▸ Records contained in a dataset
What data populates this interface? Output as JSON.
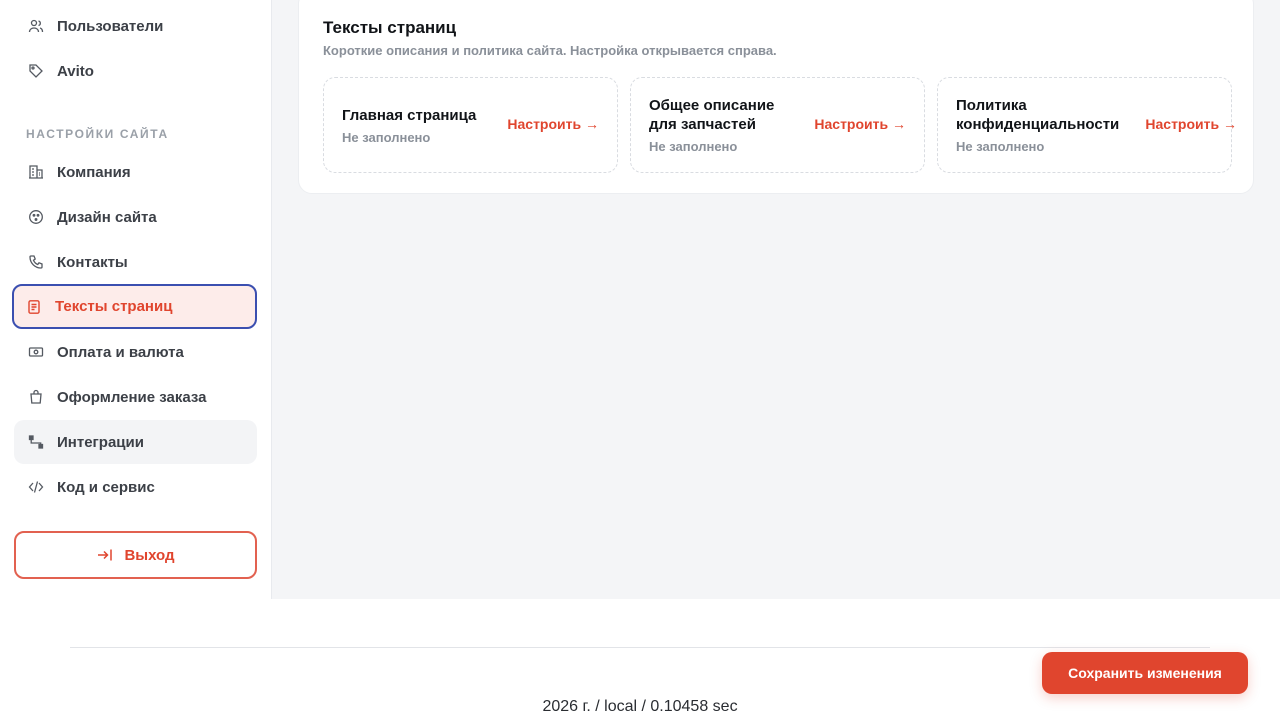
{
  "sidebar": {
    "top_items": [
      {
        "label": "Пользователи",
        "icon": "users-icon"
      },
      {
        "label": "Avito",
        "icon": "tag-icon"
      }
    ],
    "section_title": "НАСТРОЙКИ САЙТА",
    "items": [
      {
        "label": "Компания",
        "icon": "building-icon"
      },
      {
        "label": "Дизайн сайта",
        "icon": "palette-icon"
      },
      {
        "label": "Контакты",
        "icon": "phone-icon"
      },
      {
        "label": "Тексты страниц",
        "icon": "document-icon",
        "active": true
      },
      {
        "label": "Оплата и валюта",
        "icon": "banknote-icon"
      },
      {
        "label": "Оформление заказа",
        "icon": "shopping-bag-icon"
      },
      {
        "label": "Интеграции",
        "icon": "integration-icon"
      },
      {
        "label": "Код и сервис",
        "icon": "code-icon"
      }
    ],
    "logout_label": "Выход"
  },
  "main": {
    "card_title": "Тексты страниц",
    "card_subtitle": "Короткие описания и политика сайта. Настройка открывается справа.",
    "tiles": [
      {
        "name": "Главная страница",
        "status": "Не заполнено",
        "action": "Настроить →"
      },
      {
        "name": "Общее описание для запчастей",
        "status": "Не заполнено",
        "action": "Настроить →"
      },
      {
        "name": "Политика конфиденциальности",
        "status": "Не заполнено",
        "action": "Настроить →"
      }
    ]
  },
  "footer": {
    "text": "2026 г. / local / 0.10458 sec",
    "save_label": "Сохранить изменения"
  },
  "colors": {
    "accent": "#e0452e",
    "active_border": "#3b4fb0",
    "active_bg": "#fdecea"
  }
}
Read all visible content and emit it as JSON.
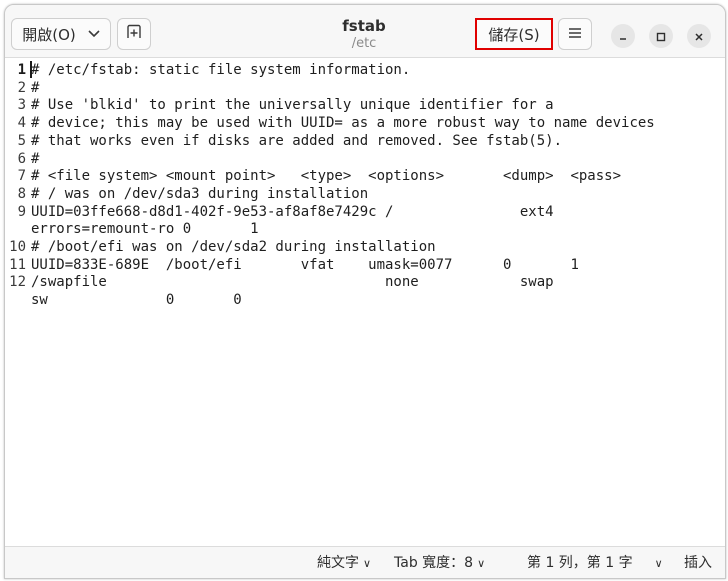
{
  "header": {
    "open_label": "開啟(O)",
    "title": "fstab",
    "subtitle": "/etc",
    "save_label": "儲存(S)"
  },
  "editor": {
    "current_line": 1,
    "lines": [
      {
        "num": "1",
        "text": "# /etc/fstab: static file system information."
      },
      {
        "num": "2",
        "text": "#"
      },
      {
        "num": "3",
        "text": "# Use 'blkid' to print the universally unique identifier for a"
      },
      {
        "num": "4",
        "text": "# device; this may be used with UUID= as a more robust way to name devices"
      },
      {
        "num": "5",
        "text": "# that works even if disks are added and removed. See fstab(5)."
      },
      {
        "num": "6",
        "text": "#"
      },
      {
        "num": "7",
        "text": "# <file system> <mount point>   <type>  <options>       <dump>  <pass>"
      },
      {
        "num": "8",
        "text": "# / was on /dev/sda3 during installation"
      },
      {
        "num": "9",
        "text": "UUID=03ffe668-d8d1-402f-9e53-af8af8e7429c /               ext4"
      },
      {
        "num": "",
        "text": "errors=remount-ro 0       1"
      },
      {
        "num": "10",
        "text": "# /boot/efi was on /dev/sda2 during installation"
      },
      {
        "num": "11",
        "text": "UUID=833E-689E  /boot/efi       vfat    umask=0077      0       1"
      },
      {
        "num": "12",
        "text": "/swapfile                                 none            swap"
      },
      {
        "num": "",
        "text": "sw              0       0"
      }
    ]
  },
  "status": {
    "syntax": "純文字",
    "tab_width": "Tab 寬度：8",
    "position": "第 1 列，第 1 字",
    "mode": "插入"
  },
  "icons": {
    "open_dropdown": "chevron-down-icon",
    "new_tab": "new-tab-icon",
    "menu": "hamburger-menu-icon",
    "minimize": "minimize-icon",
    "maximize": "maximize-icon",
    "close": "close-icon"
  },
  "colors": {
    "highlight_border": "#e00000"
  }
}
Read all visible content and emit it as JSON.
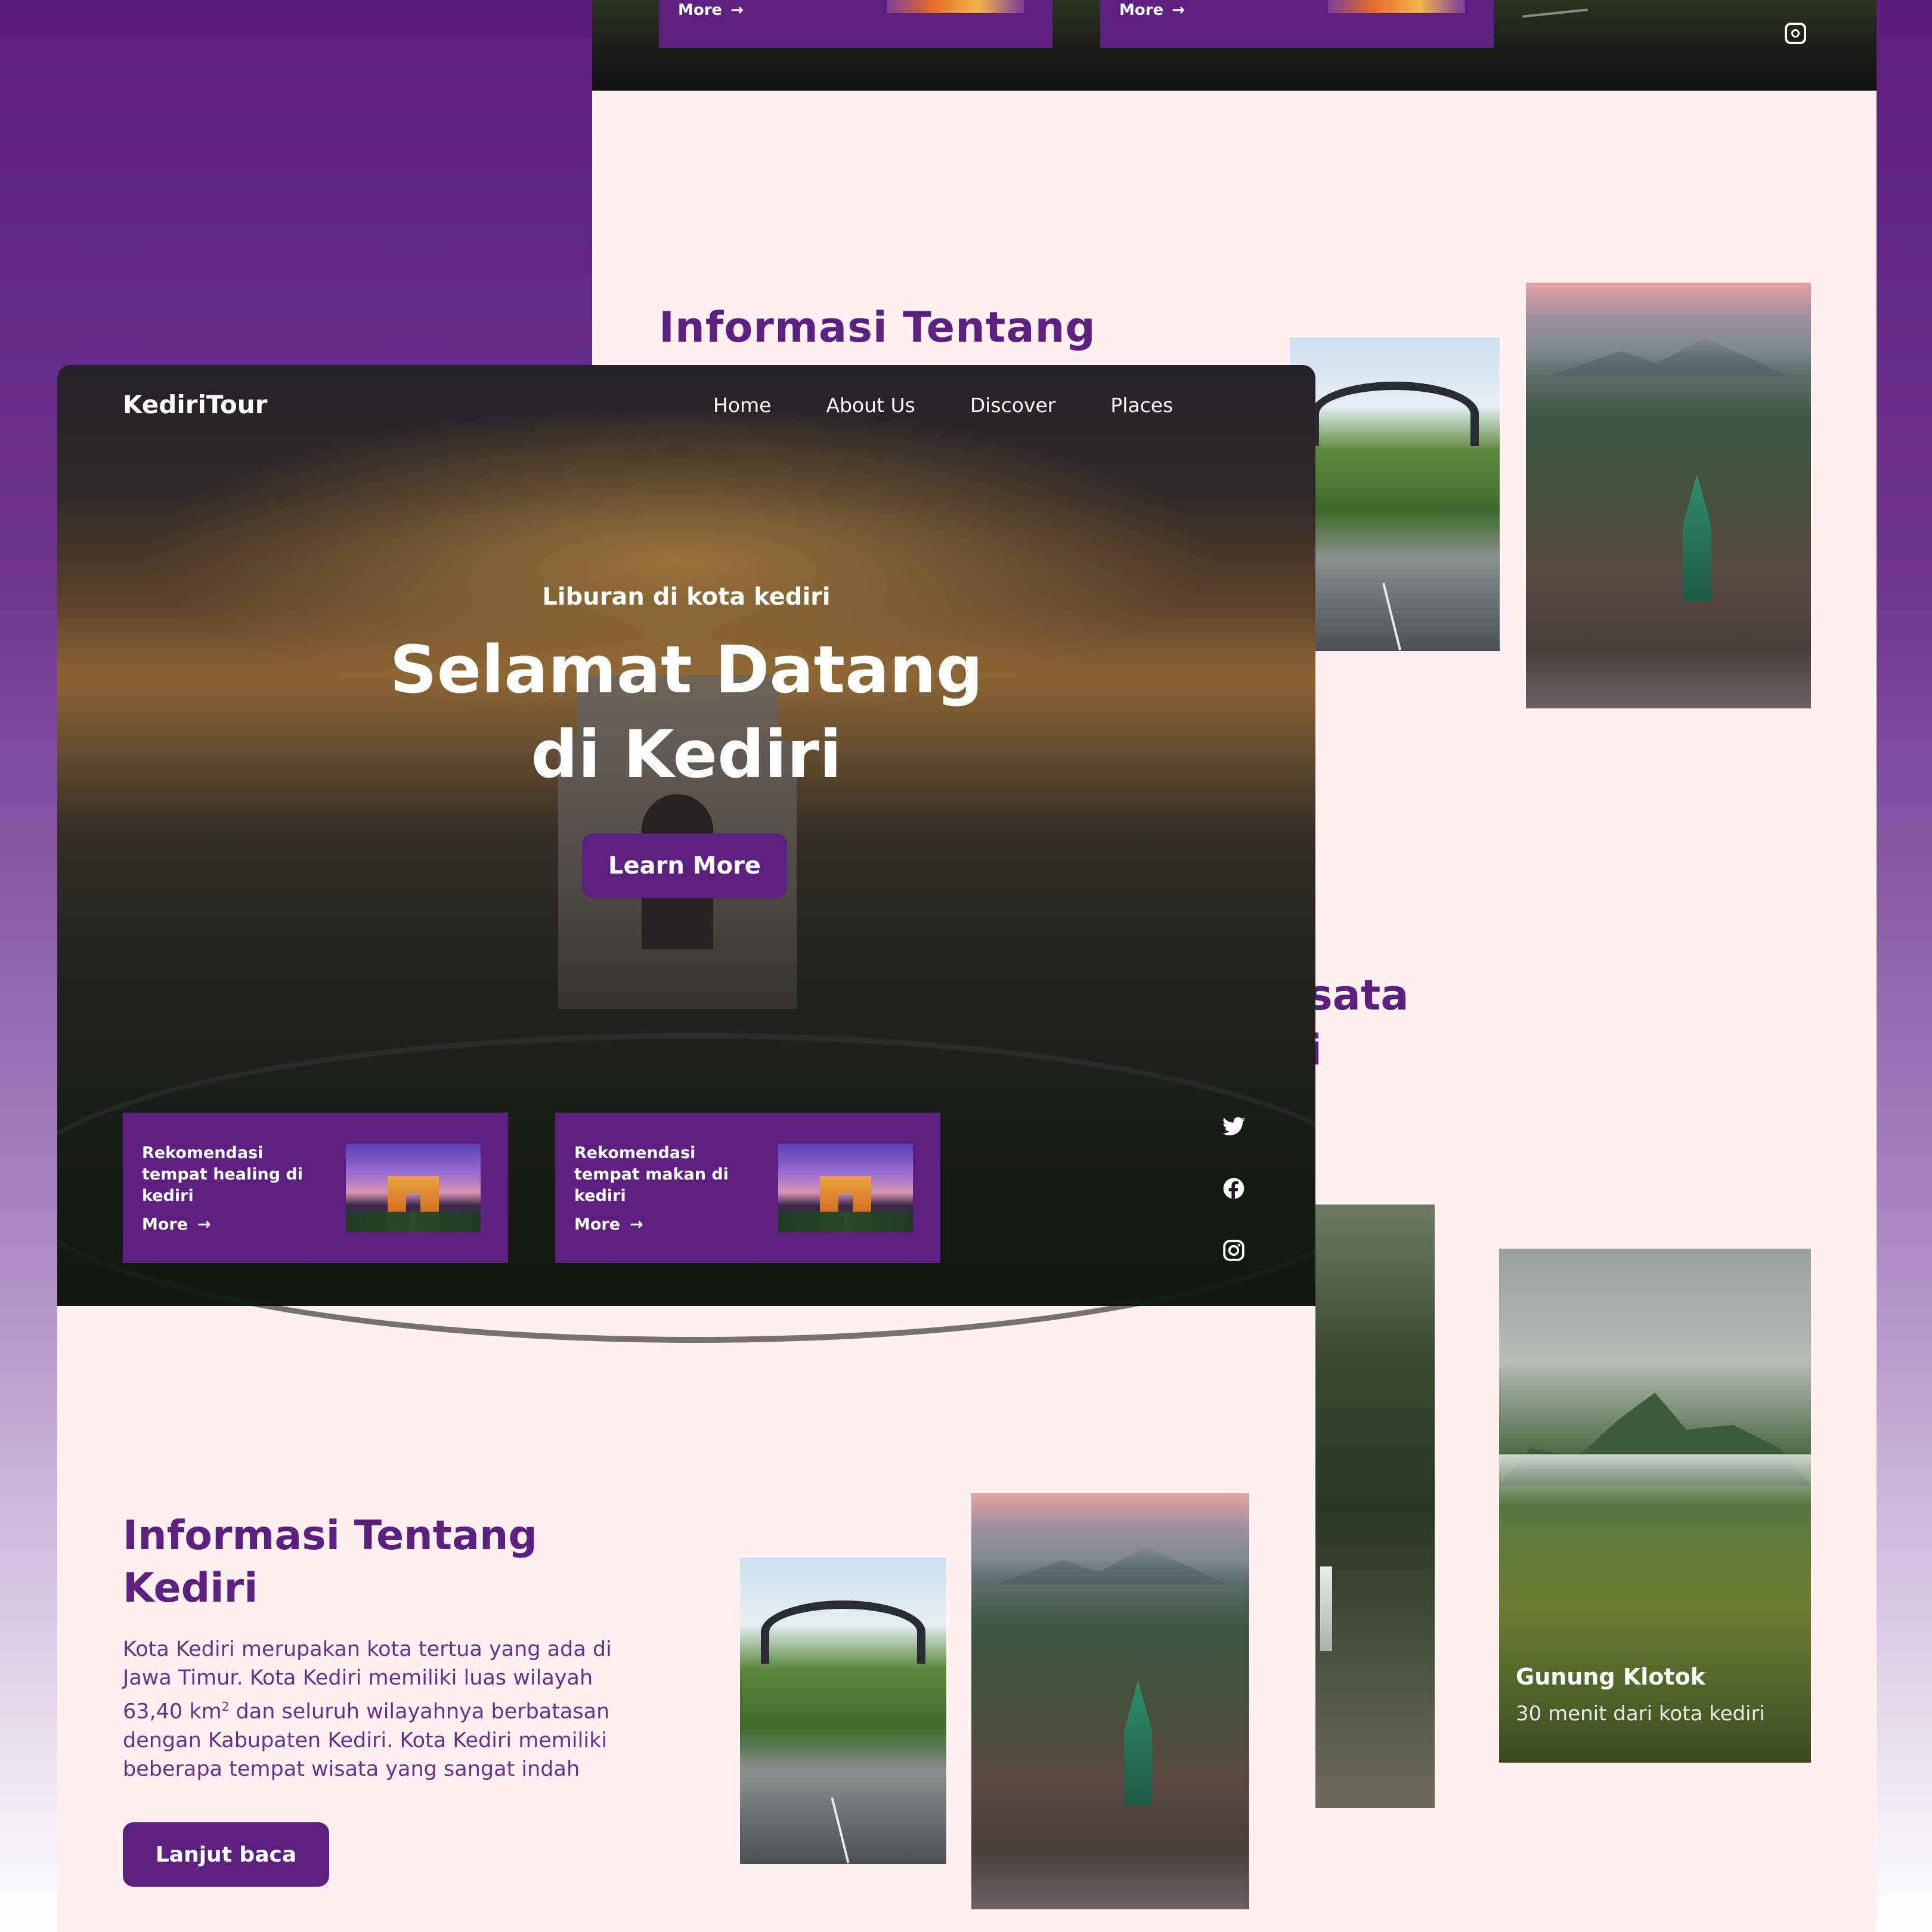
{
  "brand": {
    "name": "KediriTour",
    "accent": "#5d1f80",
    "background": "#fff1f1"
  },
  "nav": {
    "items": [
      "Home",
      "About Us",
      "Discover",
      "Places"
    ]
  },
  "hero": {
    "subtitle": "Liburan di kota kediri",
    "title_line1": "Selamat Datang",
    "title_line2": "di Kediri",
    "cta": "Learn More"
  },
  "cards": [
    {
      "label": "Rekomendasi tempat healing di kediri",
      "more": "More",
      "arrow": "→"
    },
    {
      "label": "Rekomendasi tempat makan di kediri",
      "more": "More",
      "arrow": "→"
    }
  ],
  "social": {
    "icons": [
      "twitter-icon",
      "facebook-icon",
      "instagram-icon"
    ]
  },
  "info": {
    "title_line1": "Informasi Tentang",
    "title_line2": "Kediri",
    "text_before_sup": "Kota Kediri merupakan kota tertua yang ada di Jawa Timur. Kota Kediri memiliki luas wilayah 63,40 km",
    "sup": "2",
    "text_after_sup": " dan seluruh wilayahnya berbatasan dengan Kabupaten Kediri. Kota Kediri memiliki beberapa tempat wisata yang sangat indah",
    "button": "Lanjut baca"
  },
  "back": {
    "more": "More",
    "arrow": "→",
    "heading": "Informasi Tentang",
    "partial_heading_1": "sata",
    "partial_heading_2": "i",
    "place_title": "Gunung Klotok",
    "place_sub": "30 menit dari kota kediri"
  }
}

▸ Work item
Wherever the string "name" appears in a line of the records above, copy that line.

▸ Exercise solution
        "name": "Главная страница",
        "name": "Общее описание для запчастей",
        "name": "Политика конфиденциальности",
        "text": "# device; this may be used with UUID= as a more robust way to name devices"
    "name": "KediriTour",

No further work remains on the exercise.